Interface dataset entries:
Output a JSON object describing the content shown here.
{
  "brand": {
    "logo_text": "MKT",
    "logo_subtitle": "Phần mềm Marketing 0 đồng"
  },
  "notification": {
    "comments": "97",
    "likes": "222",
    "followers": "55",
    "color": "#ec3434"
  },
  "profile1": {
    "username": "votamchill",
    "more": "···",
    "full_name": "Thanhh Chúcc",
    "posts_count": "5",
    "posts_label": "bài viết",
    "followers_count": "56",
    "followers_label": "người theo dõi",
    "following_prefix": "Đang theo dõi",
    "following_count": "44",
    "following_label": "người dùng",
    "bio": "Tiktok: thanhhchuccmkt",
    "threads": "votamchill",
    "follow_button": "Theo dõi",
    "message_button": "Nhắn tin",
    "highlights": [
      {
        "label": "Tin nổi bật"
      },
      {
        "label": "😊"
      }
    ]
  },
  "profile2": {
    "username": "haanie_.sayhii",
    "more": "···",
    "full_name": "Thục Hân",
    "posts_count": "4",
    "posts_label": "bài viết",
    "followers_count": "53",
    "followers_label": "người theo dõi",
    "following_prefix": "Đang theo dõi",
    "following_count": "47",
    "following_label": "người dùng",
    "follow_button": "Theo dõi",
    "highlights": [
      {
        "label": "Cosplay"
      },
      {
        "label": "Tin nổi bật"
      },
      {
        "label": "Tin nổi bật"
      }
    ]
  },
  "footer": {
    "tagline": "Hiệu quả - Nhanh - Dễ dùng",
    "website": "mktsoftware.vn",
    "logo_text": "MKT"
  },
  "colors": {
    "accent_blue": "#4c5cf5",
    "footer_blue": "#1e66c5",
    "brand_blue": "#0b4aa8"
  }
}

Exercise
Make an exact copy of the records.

Problem solution
Output a JSON object describing the content shown here.
{
  "brand": {
    "logo_text": "MKT",
    "logo_subtitle": "Phần mềm Marketing 0 đồng"
  },
  "notification": {
    "comments": "97",
    "likes": "222",
    "followers": "55",
    "color": "#ec3434"
  },
  "profile1": {
    "username": "votamchill",
    "more": "···",
    "full_name": "Thanhh Chúcc",
    "posts_count": "5",
    "posts_label": "bài viết",
    "followers_count": "56",
    "followers_label": "người theo dõi",
    "following_prefix": "Đang theo dõi",
    "following_count": "44",
    "following_label": "người dùng",
    "bio": "Tiktok: thanhhchuccmkt",
    "threads": "votamchill",
    "follow_button": "Theo dõi",
    "message_button": "Nhắn tin",
    "highlights": [
      {
        "label": "Tin nổi bật"
      },
      {
        "label": "😊"
      }
    ]
  },
  "profile2": {
    "username": "haanie_.sayhii",
    "more": "···",
    "full_name": "Thục Hân",
    "posts_count": "4",
    "posts_label": "bài viết",
    "followers_count": "53",
    "followers_label": "người theo dõi",
    "following_prefix": "Đang theo dõi",
    "following_count": "47",
    "following_label": "người dùng",
    "follow_button": "Theo dõi",
    "highlights": [
      {
        "label": "Cosplay"
      },
      {
        "label": "Tin nổi bật"
      },
      {
        "label": "Tin nổi bật"
      }
    ]
  },
  "footer": {
    "tagline": "Hiệu quả - Nhanh - Dễ dùng",
    "website": "mktsoftware.vn",
    "logo_text": "MKT"
  },
  "colors": {
    "accent_blue": "#4c5cf5",
    "footer_blue": "#1e66c5",
    "brand_blue": "#0b4aa8"
  }
}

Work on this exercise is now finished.